Every line with the string "Natural" should be copied from the data.
:: Working data ::
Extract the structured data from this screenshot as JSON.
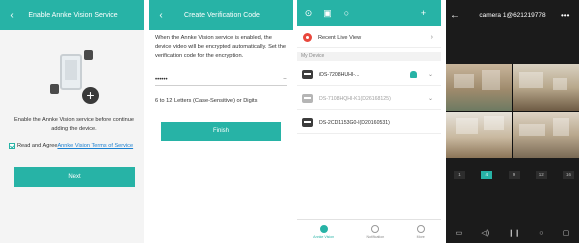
{
  "panel1": {
    "title": "Enable Annke Vision Service",
    "back_icon": "chevron-left-icon",
    "description": "Enable the Annke Vision service before continue adding the device.",
    "agree_prefix": "Read and Agree",
    "agree_link": "Annke Vision Terms of Service",
    "next_label": "Next",
    "accent": "#27b3a6"
  },
  "panel2": {
    "title": "Create Verification Code",
    "info": "When the Annke Vision service is enabled, the device video will be encrypted automatically. Set the verification code for the encryption.",
    "password_value": "••••••",
    "hint": "6 to 12 Letters (Case-Sensitive) or Digits",
    "finish_label": "Finish"
  },
  "panel3": {
    "recent_label": "Recent Live View",
    "section_label": "My Device",
    "devices": [
      {
        "name": "iDS-7208HUHI-...",
        "online": true
      },
      {
        "name": "DS-7108HQHI-K1(D26168125)",
        "online": false
      },
      {
        "name": "DS-2CD1153G0-I(D20160531)",
        "online": true
      }
    ],
    "tabs": [
      "Annke Vision",
      "Notification",
      "More"
    ]
  },
  "panel4": {
    "camera_name": "camera 1@621219778",
    "more_label": "•••",
    "pages": [
      "1",
      "4",
      "9",
      "12",
      "16"
    ],
    "active_page": "4",
    "controls": [
      "screen-size-icon",
      "speaker-icon",
      "pause-icon",
      "zoom-icon",
      "capture-icon"
    ]
  }
}
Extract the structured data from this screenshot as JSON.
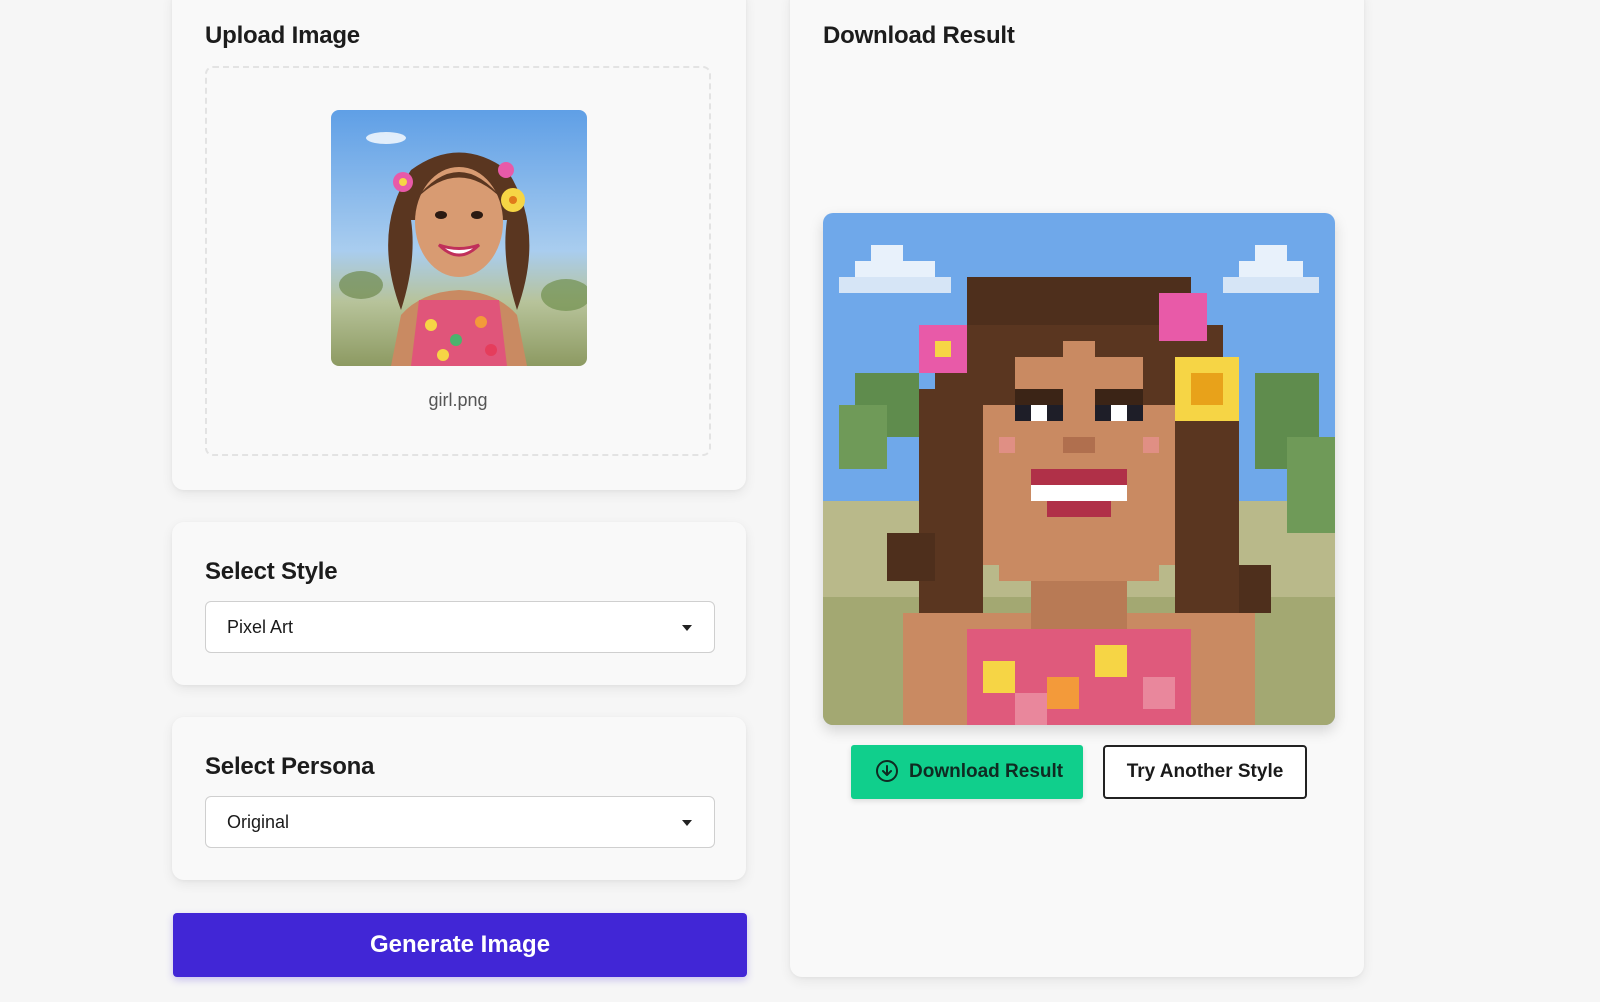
{
  "upload": {
    "title": "Upload Image",
    "file_name": "girl.png"
  },
  "style": {
    "title": "Select Style",
    "selected": "Pixel Art"
  },
  "persona": {
    "title": "Select Persona",
    "selected": "Original"
  },
  "generate": {
    "label": "Generate Image",
    "color": "#4126d6"
  },
  "result": {
    "title": "Download Result",
    "download_label": "Download Result",
    "try_label": "Try Another Style",
    "download_color": "#10cf8c"
  },
  "icons": {
    "download": "download-circle-icon",
    "dropdown": "chevron-down-icon"
  }
}
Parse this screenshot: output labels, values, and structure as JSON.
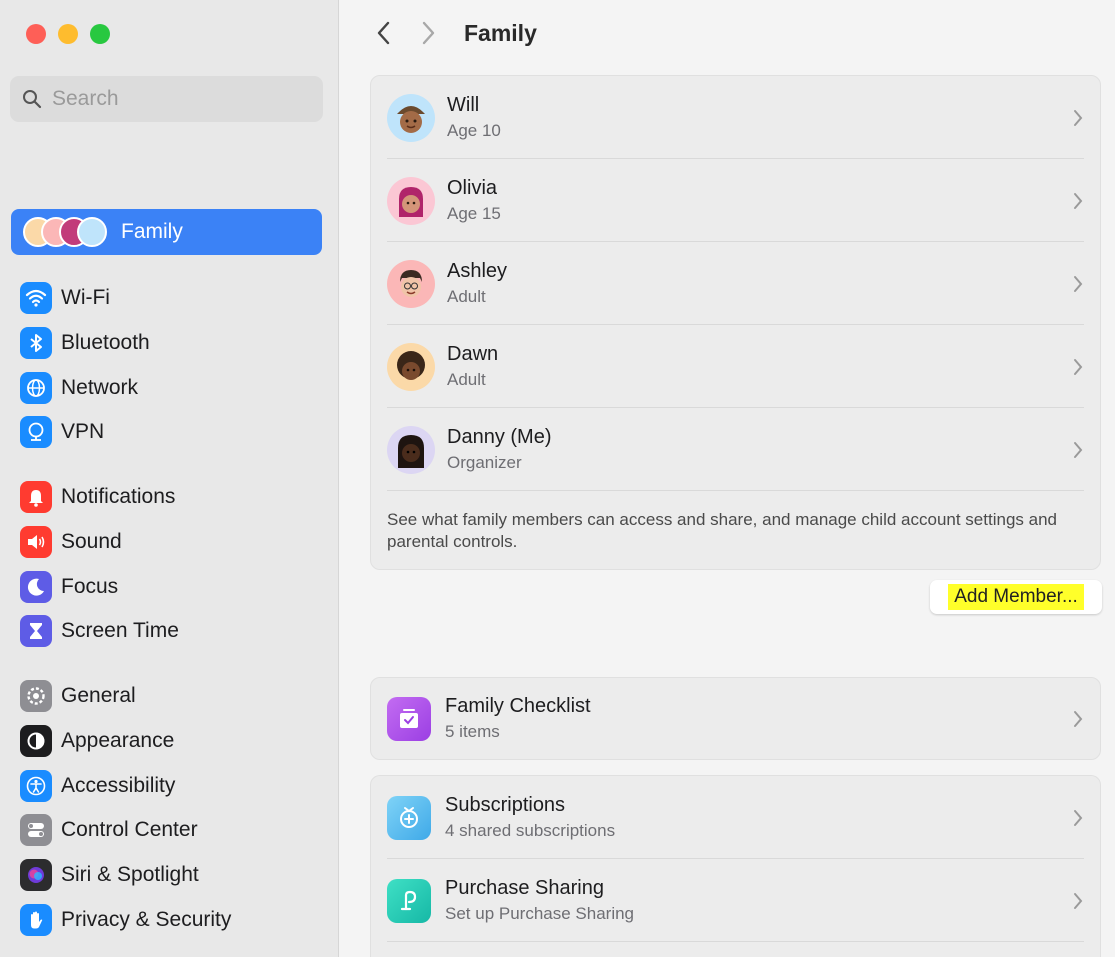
{
  "window": {
    "title": "Family"
  },
  "sidebar": {
    "search": {
      "placeholder": "Search",
      "value": ""
    },
    "selected": {
      "label": "Family"
    },
    "groups": [
      [
        {
          "label": "Wi-Fi",
          "icon": "wifi-icon",
          "color": "#1a8cff"
        },
        {
          "label": "Bluetooth",
          "icon": "bluetooth-icon",
          "color": "#1a8cff"
        },
        {
          "label": "Network",
          "icon": "globe-icon",
          "color": "#1a8cff"
        },
        {
          "label": "VPN",
          "icon": "vpn-icon",
          "color": "#1a8cff"
        }
      ],
      [
        {
          "label": "Notifications",
          "icon": "bell-icon",
          "color": "#ff3b30"
        },
        {
          "label": "Sound",
          "icon": "speaker-icon",
          "color": "#ff3b30"
        },
        {
          "label": "Focus",
          "icon": "moon-icon",
          "color": "#5e5ce6"
        },
        {
          "label": "Screen Time",
          "icon": "hourglass-icon",
          "color": "#5e5ce6"
        }
      ],
      [
        {
          "label": "General",
          "icon": "gear-icon",
          "color": "#8e8e93"
        },
        {
          "label": "Appearance",
          "icon": "appearance-icon",
          "color": "#1c1c1e"
        },
        {
          "label": "Accessibility",
          "icon": "accessibility-icon",
          "color": "#1a8cff"
        },
        {
          "label": "Control Center",
          "icon": "control-center-icon",
          "color": "#8e8e93"
        },
        {
          "label": "Siri & Spotlight",
          "icon": "siri-icon",
          "color": "#2c2c2e"
        },
        {
          "label": "Privacy & Security",
          "icon": "hand-icon",
          "color": "#1a8cff"
        }
      ]
    ]
  },
  "main": {
    "title": "Family",
    "members": [
      {
        "name": "Will",
        "role": "Age 10",
        "bg": "#bfe4fb"
      },
      {
        "name": "Olivia",
        "role": "Age 15",
        "bg": "#fbc7d4"
      },
      {
        "name": "Ashley",
        "role": "Adult",
        "bg": "#fbb7b7"
      },
      {
        "name": "Dawn",
        "role": "Adult",
        "bg": "#fbd9a8"
      },
      {
        "name": "Danny (Me)",
        "role": "Organizer",
        "bg": "#dcd6f3"
      }
    ],
    "footnote": "See what family members can access and share, and manage child account settings and parental controls.",
    "add_member": "Add Member...",
    "checklist": {
      "title": "Family Checklist",
      "sub": "5 items"
    },
    "subscriptions": {
      "title": "Subscriptions",
      "sub": "4 shared subscriptions"
    },
    "purchase": {
      "title": "Purchase Sharing",
      "sub": "Set up Purchase Sharing"
    }
  }
}
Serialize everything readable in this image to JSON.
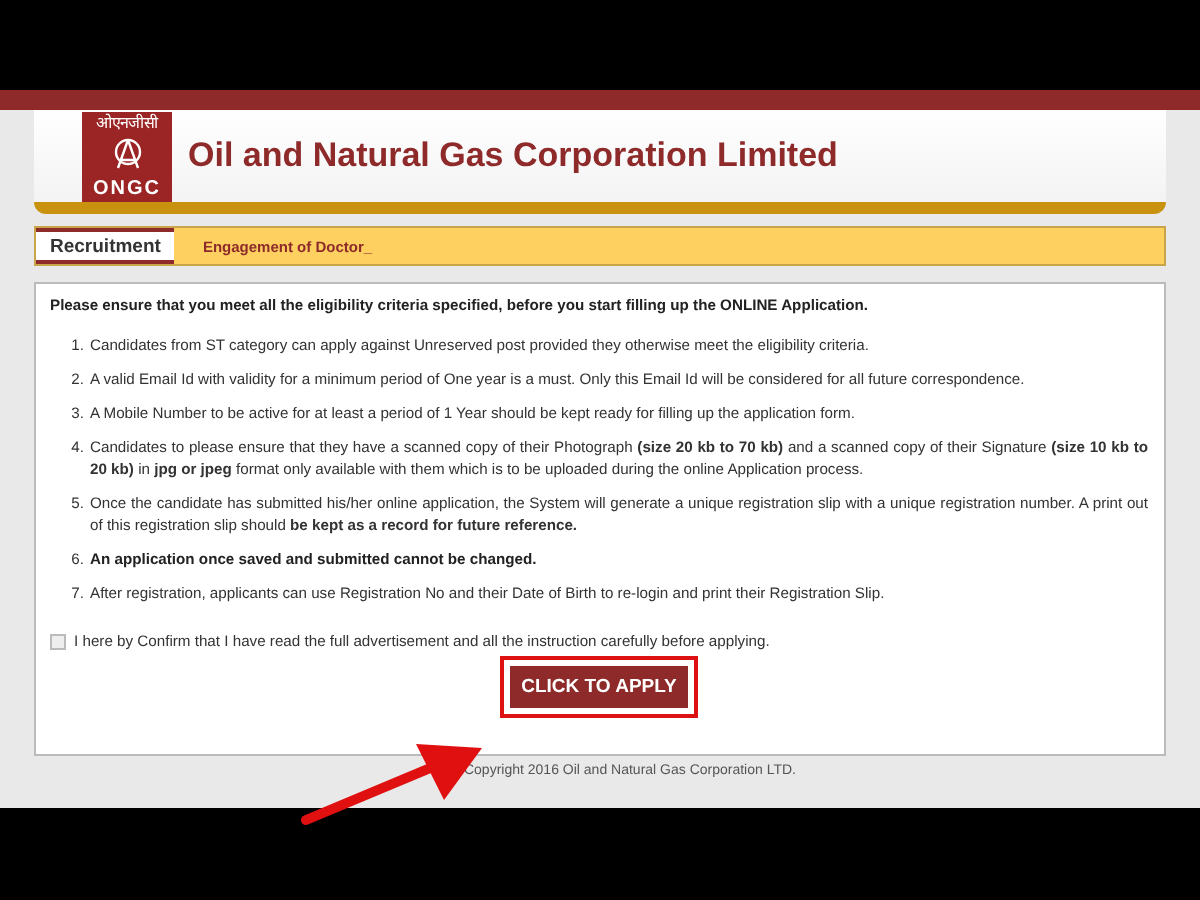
{
  "header": {
    "logo_top": "ओएनजीसी",
    "logo_bottom": "ONGC",
    "title": "Oil and Natural Gas Corporation Limited"
  },
  "tabs": [
    {
      "label": "Recruitment",
      "selected": true
    }
  ],
  "breadcrumb": "Engagement of Doctor_",
  "notice": "Please ensure that you meet all the eligibility criteria specified, before you start filling up the ONLINE Application.",
  "instructions": [
    {
      "number": "1.",
      "text": "Candidates from ST category can apply against Unreserved post provided they otherwise meet the eligibility criteria.",
      "emphasis": false
    },
    {
      "number": "2.",
      "text": "A valid Email Id with validity for a minimum period of One year is a must. Only this Email Id will be considered for all future correspondence.",
      "emphasis": false
    },
    {
      "number": "3.",
      "text": "A Mobile Number to be active for at least a period of 1 Year should be kept ready for filling up the application form.",
      "emphasis": false
    },
    {
      "number": "4.",
      "text": "Candidates to please ensure that they have a scanned copy of their Photograph **(size 20 kb to 70 kb)** and a scanned copy of their Signature **(size 10 kb to 20 kb)** in **jpg or jpeg** format only available with them which is to be uploaded during the online Application process.",
      "emphasis": false
    },
    {
      "number": "5.",
      "text": "Once the candidate has submitted his/her online application, the System will generate a unique registration slip with a unique registration number. A print out of this registration slip should **be kept as a record for future reference.**",
      "emphasis": false
    },
    {
      "number": "6.",
      "text": "An application once saved and submitted cannot be changed.",
      "emphasis": true
    },
    {
      "number": "7.",
      "text": "After registration, applicants can use Registration No and their Date of Birth to re-login and print their Registration Slip.",
      "emphasis": false
    }
  ],
  "confirm": {
    "label": "I here by Confirm that I have read the full advertisement and all the instruction carefully before applying.",
    "checked": false
  },
  "apply_button": "CLICK TO APPLY",
  "copyright": "Copyright 2016 Oil and Natural Gas Corporation LTD."
}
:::
- **Problem solution**:
    "title": "Oil and Natural Gas Corporation Limited"
  "copyright": "Copyright 2016 Oil and Natural Gas Corporation LTD."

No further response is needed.